▶ _Directions for this task_
Below are records; copy every line in them that holds the word "pressing".

[[ Records provided open ]]

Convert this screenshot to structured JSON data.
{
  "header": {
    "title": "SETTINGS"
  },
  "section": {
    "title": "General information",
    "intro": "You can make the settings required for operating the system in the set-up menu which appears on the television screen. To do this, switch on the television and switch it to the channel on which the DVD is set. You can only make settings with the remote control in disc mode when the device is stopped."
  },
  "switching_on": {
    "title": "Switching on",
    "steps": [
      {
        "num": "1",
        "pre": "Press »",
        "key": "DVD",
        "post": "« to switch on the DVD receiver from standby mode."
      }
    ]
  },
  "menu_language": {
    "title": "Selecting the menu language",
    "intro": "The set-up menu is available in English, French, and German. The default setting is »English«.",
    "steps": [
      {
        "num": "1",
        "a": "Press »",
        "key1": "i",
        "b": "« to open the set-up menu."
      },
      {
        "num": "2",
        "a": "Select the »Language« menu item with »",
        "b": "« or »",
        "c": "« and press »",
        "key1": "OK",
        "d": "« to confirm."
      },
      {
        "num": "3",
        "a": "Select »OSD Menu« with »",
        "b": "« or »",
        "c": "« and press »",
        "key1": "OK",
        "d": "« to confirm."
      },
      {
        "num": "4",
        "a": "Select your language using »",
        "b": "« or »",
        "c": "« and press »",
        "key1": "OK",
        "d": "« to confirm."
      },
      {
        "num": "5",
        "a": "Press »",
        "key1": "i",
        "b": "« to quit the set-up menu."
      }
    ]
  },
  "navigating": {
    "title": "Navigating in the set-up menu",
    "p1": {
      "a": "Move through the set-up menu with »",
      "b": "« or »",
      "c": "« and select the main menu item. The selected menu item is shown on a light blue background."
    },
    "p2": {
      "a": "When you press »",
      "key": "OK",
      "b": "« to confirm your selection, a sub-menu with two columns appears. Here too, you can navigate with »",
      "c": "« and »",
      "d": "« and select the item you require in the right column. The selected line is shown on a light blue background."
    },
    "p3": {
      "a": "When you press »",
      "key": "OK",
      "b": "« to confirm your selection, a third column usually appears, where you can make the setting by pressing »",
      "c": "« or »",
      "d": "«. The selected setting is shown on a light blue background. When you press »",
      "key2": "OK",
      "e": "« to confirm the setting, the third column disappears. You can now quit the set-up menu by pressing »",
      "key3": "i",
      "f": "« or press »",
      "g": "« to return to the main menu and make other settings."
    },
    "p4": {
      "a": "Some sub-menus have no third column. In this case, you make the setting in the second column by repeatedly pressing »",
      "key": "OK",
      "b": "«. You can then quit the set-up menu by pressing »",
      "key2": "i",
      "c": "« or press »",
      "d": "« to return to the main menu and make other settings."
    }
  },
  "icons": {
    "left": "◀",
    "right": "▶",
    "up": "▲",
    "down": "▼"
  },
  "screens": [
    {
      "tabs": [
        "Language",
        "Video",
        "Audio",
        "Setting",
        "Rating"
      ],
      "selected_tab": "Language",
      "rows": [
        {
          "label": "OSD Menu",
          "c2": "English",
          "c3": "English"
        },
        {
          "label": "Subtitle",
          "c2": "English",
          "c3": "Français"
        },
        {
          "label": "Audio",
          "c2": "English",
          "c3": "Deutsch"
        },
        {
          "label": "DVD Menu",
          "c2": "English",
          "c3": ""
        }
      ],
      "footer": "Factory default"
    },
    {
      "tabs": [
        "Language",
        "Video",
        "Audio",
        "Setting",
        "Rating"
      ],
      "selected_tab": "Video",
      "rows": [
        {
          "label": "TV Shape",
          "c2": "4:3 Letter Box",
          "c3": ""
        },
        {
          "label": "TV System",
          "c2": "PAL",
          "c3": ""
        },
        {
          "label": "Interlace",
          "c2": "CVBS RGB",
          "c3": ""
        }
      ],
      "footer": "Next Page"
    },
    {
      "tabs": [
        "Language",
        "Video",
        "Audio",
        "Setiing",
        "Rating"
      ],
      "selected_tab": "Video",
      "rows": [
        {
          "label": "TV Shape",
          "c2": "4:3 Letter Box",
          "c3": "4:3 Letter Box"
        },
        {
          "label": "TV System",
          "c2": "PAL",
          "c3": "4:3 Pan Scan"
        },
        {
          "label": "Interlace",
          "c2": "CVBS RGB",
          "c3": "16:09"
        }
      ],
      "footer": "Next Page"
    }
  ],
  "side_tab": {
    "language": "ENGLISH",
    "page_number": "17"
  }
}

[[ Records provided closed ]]

▶ _Answer space_
      "b": "« to confirm your selection, a third column usually appears, where you can make the setting by pressing »",
      "e": "« to confirm the setting, the third column disappears. You can now quit the set-up menu by pressing »",
      "a": "Some sub-menus have no third column. In this case, you make the setting in the second column by repeatedly pressing »",
      "b": "«. You can then quit the set-up menu by pressing »",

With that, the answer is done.